Work instruction: Whenever a line in the data holds the string "icon", copy that line.

Dataset excerpts:

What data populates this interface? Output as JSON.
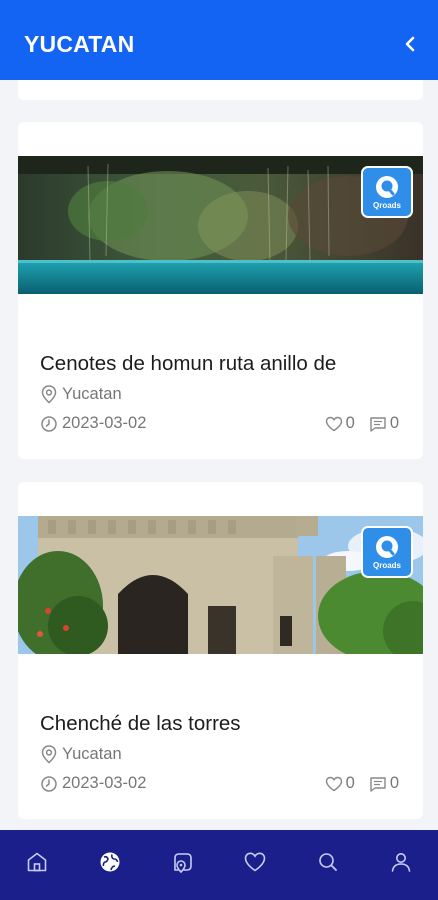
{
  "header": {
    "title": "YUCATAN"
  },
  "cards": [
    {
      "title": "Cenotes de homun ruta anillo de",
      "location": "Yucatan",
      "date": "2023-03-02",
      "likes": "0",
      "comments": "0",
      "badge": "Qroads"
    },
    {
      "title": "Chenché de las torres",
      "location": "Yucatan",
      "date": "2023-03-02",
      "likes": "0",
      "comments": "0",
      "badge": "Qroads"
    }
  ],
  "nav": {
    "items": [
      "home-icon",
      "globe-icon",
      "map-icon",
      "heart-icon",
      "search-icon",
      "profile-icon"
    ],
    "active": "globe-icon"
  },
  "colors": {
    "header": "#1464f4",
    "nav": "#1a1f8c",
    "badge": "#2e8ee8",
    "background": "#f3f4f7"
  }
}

The completed task:
      "home-icon",
      "globe-icon",
      "map-icon",
      "heart-icon",
      "search-icon",
      "profile-icon"
    "active": "globe-icon"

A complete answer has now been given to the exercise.